Aim of the task: Apart from the pictures, reproduce the data below exactly as it stands.

Supplied material:
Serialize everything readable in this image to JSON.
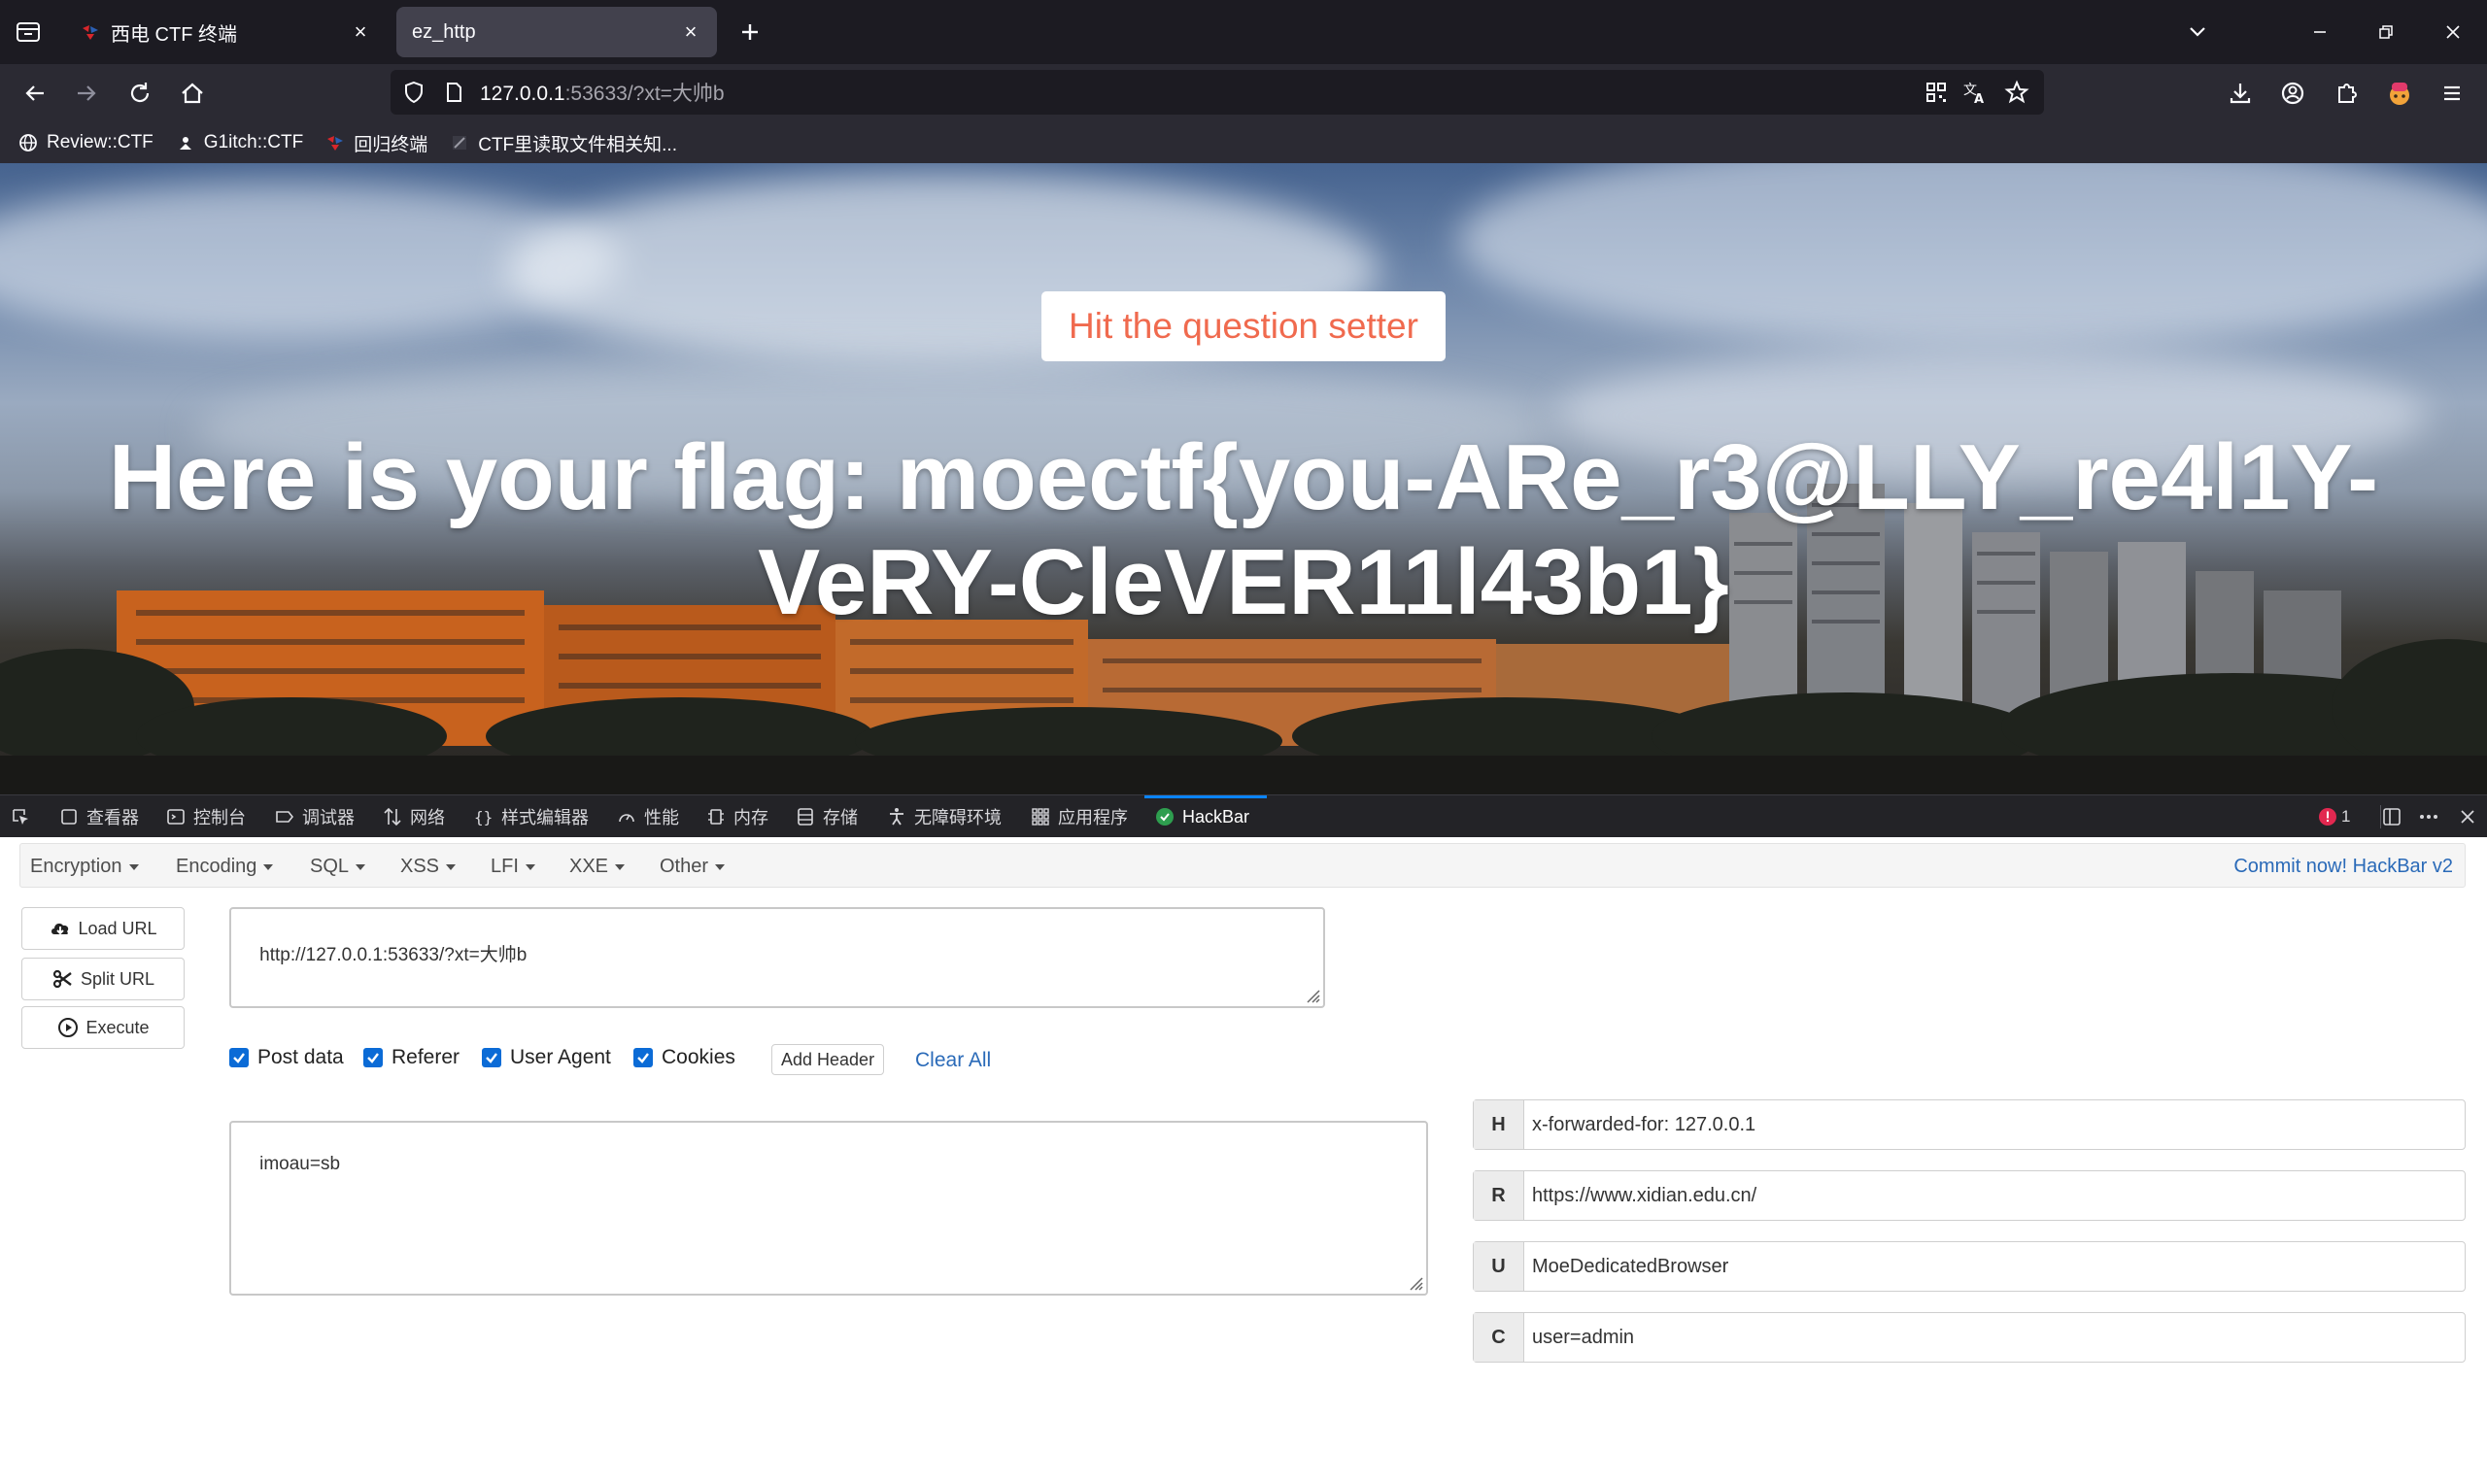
{
  "browser": {
    "tabs": [
      {
        "title": "西电 CTF 终端",
        "active": false
      },
      {
        "title": "ez_http",
        "active": true
      }
    ],
    "url": {
      "host": "127.0.0.1",
      "rest": ":53633/?xt=大帅b"
    },
    "bookmarks": [
      {
        "label": "Review::CTF",
        "icon": "globe-icon"
      },
      {
        "label": "G1itch::CTF",
        "icon": "figure-icon"
      },
      {
        "label": "回归终端",
        "icon": "red-logo-icon"
      },
      {
        "label": "CTF里读取文件相关知...",
        "icon": "site-icon"
      }
    ]
  },
  "page": {
    "button_label": "Hit the question setter",
    "flag_text": "Here is your flag: moectf{you-ARe_r3@LLY_re4l1Y-VeRY-CleVER11l43b1}"
  },
  "devtools": {
    "tabs": [
      {
        "label": "查看器",
        "icon": "inspector-icon"
      },
      {
        "label": "控制台",
        "icon": "console-icon"
      },
      {
        "label": "调试器",
        "icon": "debugger-icon"
      },
      {
        "label": "网络",
        "icon": "network-icon"
      },
      {
        "label": "样式编辑器",
        "icon": "style-editor-icon"
      },
      {
        "label": "性能",
        "icon": "performance-icon"
      },
      {
        "label": "内存",
        "icon": "memory-icon"
      },
      {
        "label": "存储",
        "icon": "storage-icon"
      },
      {
        "label": "无障碍环境",
        "icon": "accessibility-icon"
      },
      {
        "label": "应用程序",
        "icon": "application-icon"
      },
      {
        "label": "HackBar",
        "icon": "hackbar-icon"
      }
    ],
    "error_count": "1"
  },
  "hackbar": {
    "menus": [
      "Encryption",
      "Encoding",
      "SQL",
      "XSS",
      "LFI",
      "XXE",
      "Other"
    ],
    "commit_link": "Commit now!",
    "version": "HackBar v2",
    "buttons": {
      "load_url": "Load URL",
      "split_url": "Split URL",
      "execute": "Execute"
    },
    "url_value": "http://127.0.0.1:53633/?xt=大帅b",
    "options": [
      {
        "label": "Post data",
        "checked": true
      },
      {
        "label": "Referer",
        "checked": true
      },
      {
        "label": "User Agent",
        "checked": true
      },
      {
        "label": "Cookies",
        "checked": true
      }
    ],
    "add_header": "Add Header",
    "clear_all": "Clear All",
    "post_body": "imoau=sb",
    "headers": [
      {
        "key": "H",
        "value": "x-forwarded-for: 127.0.0.1"
      },
      {
        "key": "R",
        "value": "https://www.xidian.edu.cn/"
      },
      {
        "key": "U",
        "value": "MoeDedicatedBrowser"
      },
      {
        "key": "C",
        "value": "user=admin"
      }
    ]
  },
  "colors": {
    "accent_blue": "#0a84ff",
    "button_text_orange": "#f06a4e",
    "link_blue": "#2a6ab8",
    "checkbox_blue": "#0b6bd6"
  }
}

Response area:
Serialize everything readable in this image to JSON.
{
  "browser": {
    "tabs": [
      {
        "title": "西电 CTF 终端",
        "active": false
      },
      {
        "title": "ez_http",
        "active": true
      }
    ],
    "url": {
      "host": "127.0.0.1",
      "rest": ":53633/?xt=大帅b"
    },
    "bookmarks": [
      {
        "label": "Review::CTF",
        "icon": "globe-icon"
      },
      {
        "label": "G1itch::CTF",
        "icon": "figure-icon"
      },
      {
        "label": "回归终端",
        "icon": "red-logo-icon"
      },
      {
        "label": "CTF里读取文件相关知...",
        "icon": "site-icon"
      }
    ]
  },
  "page": {
    "button_label": "Hit the question setter",
    "flag_text": "Here is your flag: moectf{you-ARe_r3@LLY_re4l1Y-VeRY-CleVER11l43b1}"
  },
  "devtools": {
    "tabs": [
      {
        "label": "查看器",
        "icon": "inspector-icon"
      },
      {
        "label": "控制台",
        "icon": "console-icon"
      },
      {
        "label": "调试器",
        "icon": "debugger-icon"
      },
      {
        "label": "网络",
        "icon": "network-icon"
      },
      {
        "label": "样式编辑器",
        "icon": "style-editor-icon"
      },
      {
        "label": "性能",
        "icon": "performance-icon"
      },
      {
        "label": "内存",
        "icon": "memory-icon"
      },
      {
        "label": "存储",
        "icon": "storage-icon"
      },
      {
        "label": "无障碍环境",
        "icon": "accessibility-icon"
      },
      {
        "label": "应用程序",
        "icon": "application-icon"
      },
      {
        "label": "HackBar",
        "icon": "hackbar-icon"
      }
    ],
    "error_count": "1"
  },
  "hackbar": {
    "menus": [
      "Encryption",
      "Encoding",
      "SQL",
      "XSS",
      "LFI",
      "XXE",
      "Other"
    ],
    "commit_link": "Commit now!",
    "version": "HackBar v2",
    "buttons": {
      "load_url": "Load URL",
      "split_url": "Split URL",
      "execute": "Execute"
    },
    "url_value": "http://127.0.0.1:53633/?xt=大帅b",
    "options": [
      {
        "label": "Post data",
        "checked": true
      },
      {
        "label": "Referer",
        "checked": true
      },
      {
        "label": "User Agent",
        "checked": true
      },
      {
        "label": "Cookies",
        "checked": true
      }
    ],
    "add_header": "Add Header",
    "clear_all": "Clear All",
    "post_body": "imoau=sb",
    "headers": [
      {
        "key": "H",
        "value": "x-forwarded-for: 127.0.0.1"
      },
      {
        "key": "R",
        "value": "https://www.xidian.edu.cn/"
      },
      {
        "key": "U",
        "value": "MoeDedicatedBrowser"
      },
      {
        "key": "C",
        "value": "user=admin"
      }
    ]
  },
  "colors": {
    "accent_blue": "#0a84ff",
    "button_text_orange": "#f06a4e",
    "link_blue": "#2a6ab8",
    "checkbox_blue": "#0b6bd6"
  }
}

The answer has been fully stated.